The entire system has three fish tanks on the ground floor. One is of 3,000 litres of water; second is 1,500 litres, and the third is 4,000 litres. They raise three types of fresh-water fish—rohu, catla, and chonak or sea bass. If one does not eat fish, Singh suggests using ornamental fish.
On their roof, they have a greenhouse of 12ft by 24ft, which has 2,000 plants. The greenhouse in the back garden is 6 ft by 16 ft and has 500 plants. A roof-top garden has 25 fruit trees, 300 onions, and an assortment of chillies, lemons, tomatoes, aloe, chives, creepers like ivy gourd, bottle gourd, cucumber, bitter gourd, ladyfinger, brinjal.
Along a boundary on the ground floor, they have mango, banana, and papaya. They also have an air-conditioned tunnel of 8 ft by 12 ft in their greenhouse, with 1,000 plants of lettuce, kale, bok choy, basil, parsley, cabbage, and broccoli. For the whole system, they spend around Rs 14,000 per month.
The aquaponics system doesn’t require cleaning of water as water gets filtered in the process. And all the fittings are made by Singh himself. He has also part-time workers for about six hours a day. He adds, “We spend Rs 6,000 on electricity, Rs 4,000 on feeding the fish and another Rs 4,000 on labour.”
They won the first prize for Most Innovative Stall at the Aqua Goa Mega Fish Festival 2020 held in February.
Agriculture expert from Goa, Miguel Braganza opines, “Peter Singh’s aquaponics is good for those who can afford it as the basic cost of the unit is Rs 30,000. Also, it is ideal for those who eat salads and continental cuisine.”
Regarding the cost, Singh states that it is high “because we pump water from the ground floor to the greenhouse on the roof.
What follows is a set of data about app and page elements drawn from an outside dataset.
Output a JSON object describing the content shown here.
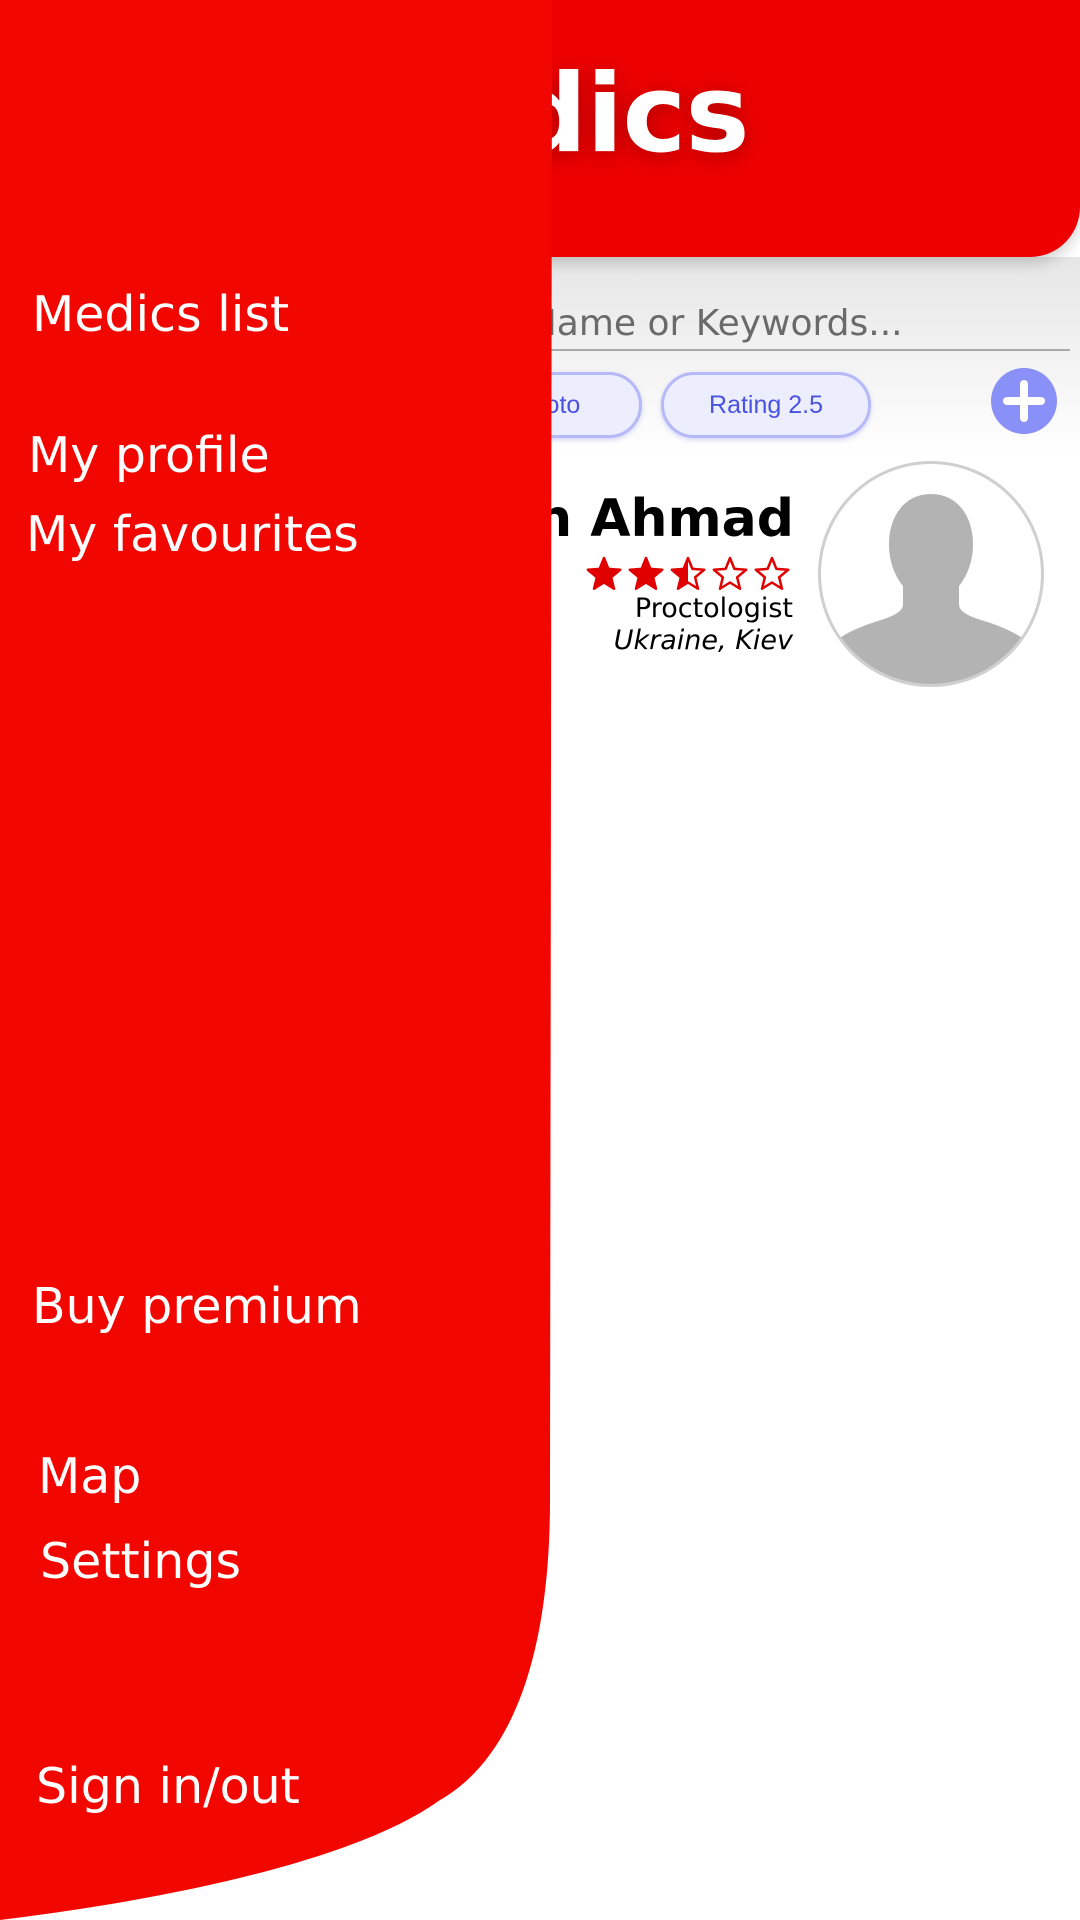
{
  "header": {
    "title": "Medics",
    "menu_icon": "hamburger-menu-icon"
  },
  "drawer": {
    "background_color": "#f20600",
    "items": [
      {
        "label": "Medics list"
      },
      {
        "label": "My profile"
      },
      {
        "label": "My favourites"
      },
      {
        "label": "Buy premium"
      },
      {
        "label": "Map"
      },
      {
        "label": "Settings"
      },
      {
        "label": "Sign in/out"
      }
    ]
  },
  "search": {
    "placeholder": "n by Name or Keywords..."
  },
  "filters": {
    "chips": [
      {
        "label": "hoto"
      },
      {
        "label": "Rating 2.5"
      }
    ],
    "add_icon": "plus-icon"
  },
  "medic": {
    "name": "n Ahmad",
    "rating": 2.5,
    "rating_max": 5,
    "specialty": "Proctologist",
    "location": "Ukraine, Kiev",
    "avatar_icon": "person-silhouette-icon"
  },
  "colors": {
    "header": "#ee0000",
    "accent": "#8990f7",
    "star": "#e00000"
  }
}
If it is on the same floor, this is much lower.”
They also have plans for solar panels and making fish feed at home to be self-sustainable. He adds, “If we automate the system, and put in solar power, then costing will go down substantially. We are also working on growing feed for fish. So our whole system becomes self-dependent.”
However, they are also trying to monetise from this system, by conducting two-day training programmes priced at Rs 5,000. Singh adds, “We also custom design and help set up aquaponics systems, of any scale, from small home systems to commercial systems, charging 10 per cent of the capital cost for the design.”
Recently, they started selling these vegetables from their home. A basket contains two bunches of lettuce, a baby bok choy, three sticks of celery, sprigs of parsley, basil and a small bunch of mint, priced at Rs 100. They will also add kale and Swiss chard to it. From next month, their air-conditioned model will produce about 300 packs of greens a month at Rs 120 each.
Singh and Kaur are hopeful that more people will learn from this system and eat healthy food as it is the need of the hour.
He concludes, “This method is independent of the weather, rain, hail, and sun; it is protected from predators and is the future of agriculture. It doesn’t need land, soil, or chemicals, and produces vegetables and fish wherever you are.”
This shows that aquaponics could be next best thing in agriculture due to urbanisation and loss of agricultural land. It is estimated that the market of aquaponics will grow with the awareness to eat healthy food.
According to a report by Assocham and Ernst & Young, organic products market in India have been growing at a CAGR (Compound Annual Growth Rate) of 25 per cent, expected to touch ₹10,000-₹12,000 crore by 2020 from the current market size of ₹ 4,000 crore. As aquaponics is a part of the organic market, the future looks bright for this new-age form of agriculture.
During the current nationwide lockdown to tackle COVID-19, Peter Singh is selling their produce once a week from their home by maintaining social distancing. He says, “We slowed down the sale of our produce in the first week, and worked out a weekly production schedule, which includes a weekly harvest and transplantation. This means we will be able to supply every week all year round.”
(Written by Arti Das and Edited by Shruti Singhal)